* [WHAT IS REQUIRED]: Within the listing, how many lines hold the word "寄付现结"? Give the number by itself.

»»

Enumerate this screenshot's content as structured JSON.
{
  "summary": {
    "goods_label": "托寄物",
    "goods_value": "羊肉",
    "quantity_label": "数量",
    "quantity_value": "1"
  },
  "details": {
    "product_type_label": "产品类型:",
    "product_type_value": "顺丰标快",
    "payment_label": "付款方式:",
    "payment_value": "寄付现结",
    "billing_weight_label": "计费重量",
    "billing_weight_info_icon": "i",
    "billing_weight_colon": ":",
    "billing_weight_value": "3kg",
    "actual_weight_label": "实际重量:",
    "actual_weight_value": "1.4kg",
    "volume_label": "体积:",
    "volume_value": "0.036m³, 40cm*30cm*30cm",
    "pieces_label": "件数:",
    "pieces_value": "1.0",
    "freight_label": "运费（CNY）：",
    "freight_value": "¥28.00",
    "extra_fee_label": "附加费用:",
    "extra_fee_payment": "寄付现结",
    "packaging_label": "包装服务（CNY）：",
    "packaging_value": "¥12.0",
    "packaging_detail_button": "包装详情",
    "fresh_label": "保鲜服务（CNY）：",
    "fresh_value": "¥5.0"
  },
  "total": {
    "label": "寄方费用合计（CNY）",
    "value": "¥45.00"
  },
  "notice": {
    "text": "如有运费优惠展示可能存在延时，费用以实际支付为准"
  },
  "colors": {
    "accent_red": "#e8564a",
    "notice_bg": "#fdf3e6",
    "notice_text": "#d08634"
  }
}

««

* [TASK SOLUTION]: 2